      So again, I am annoyed by being patronized and the resulting inconvenience, but have to admit that this is a better solution than only relying on teens/humans like me listening to health recommendations and acting responsible. Just like forcing people to wear motorcycle helmets or car seatbelts. You can still ignore that and accept the involved risks, but you will get fined if caught, nudging you towards the safer option by making the dangerous one inconvenient.

      • Jistuce

        There’s a fundamental problem, though. They don’t regulate volume.

        They CAN’T regulate volume, because they don’t know what is plugged into the headphone socket. They’ve chosen a random arbitrary power level that their panel of non-experts believes will always result in safe volume levels. In my experience, the EU-approved output power is often far too low for the headphones I’m trying to use.
        And bless it’s soul, my car stereo’s aux input wants me to crank my smartphone’s headphone output to the max that my freedom-loving american firmware allows. EU volume levels lead to me cranking the stereo up to over twice my normal listening level, ironically resulting in damaging volume levels when it goes back to another source(I assume it is damaging, because it HURTS).

        My favorite encounter with EU volume caps wasn’t really the EU’s fault, though.
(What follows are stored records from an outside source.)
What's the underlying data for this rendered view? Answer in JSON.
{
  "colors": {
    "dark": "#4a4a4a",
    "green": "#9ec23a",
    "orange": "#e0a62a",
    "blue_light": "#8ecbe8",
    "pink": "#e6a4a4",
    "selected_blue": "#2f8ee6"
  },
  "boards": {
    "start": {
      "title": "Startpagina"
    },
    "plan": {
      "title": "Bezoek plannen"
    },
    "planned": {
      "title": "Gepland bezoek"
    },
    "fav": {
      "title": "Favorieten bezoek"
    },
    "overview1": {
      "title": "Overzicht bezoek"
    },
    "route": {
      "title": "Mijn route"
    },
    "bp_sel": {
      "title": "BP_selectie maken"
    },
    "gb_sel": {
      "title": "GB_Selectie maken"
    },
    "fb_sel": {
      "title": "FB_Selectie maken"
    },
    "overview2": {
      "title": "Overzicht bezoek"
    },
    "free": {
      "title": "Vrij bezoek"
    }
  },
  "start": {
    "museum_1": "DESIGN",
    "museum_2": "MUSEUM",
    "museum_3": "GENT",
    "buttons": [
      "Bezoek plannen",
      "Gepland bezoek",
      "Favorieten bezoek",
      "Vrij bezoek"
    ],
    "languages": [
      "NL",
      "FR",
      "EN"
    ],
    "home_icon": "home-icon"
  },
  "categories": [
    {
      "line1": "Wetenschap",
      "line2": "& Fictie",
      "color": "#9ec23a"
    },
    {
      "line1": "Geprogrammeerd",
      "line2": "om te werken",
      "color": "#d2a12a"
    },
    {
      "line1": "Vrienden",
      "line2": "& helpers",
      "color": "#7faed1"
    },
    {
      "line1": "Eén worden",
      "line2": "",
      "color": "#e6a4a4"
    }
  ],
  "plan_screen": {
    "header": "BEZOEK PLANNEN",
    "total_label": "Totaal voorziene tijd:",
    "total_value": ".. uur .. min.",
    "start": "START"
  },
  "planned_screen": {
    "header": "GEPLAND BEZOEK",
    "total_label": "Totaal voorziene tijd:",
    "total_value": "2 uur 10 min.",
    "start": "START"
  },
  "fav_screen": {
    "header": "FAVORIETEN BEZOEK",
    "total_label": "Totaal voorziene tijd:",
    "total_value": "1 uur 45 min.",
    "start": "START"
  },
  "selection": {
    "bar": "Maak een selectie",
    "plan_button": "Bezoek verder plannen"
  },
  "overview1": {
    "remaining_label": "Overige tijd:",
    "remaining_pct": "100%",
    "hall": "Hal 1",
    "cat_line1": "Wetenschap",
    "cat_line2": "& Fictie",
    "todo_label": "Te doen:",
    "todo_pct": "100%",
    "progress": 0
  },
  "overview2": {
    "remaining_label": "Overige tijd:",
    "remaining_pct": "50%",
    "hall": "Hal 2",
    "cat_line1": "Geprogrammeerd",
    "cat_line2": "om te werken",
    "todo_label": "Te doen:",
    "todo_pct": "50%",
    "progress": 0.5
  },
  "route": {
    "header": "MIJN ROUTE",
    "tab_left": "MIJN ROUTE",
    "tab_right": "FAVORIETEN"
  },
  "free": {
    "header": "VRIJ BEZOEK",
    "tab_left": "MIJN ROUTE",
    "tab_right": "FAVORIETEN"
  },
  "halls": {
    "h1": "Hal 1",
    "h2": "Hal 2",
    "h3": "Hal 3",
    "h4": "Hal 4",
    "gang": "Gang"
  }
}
        I had one phone once with a glitchy semi-EU mode where it would stop me halfway, warn me, then let me click OK to bypass the cap. It was absolutely DARLING in how it managed to be more obnoxious than a hard cap while also COMPLETELY non-compliant with the rules it was attempting to enforce. Worst of both worlds.
        But wait, there’s more! If I plugged in a cable to a headphone port that had been previously cranked past the EU cap level before disconnection, it would start at the prior volume and then about ten minutes later drop the volume to about half and flash the warning about high volume causing hearing damage(with the same override button). It was impressively incompetent.

  • ViRGiN

    Steam is available in Germany and they never had any issues. Gabe must have done shady deals with officials.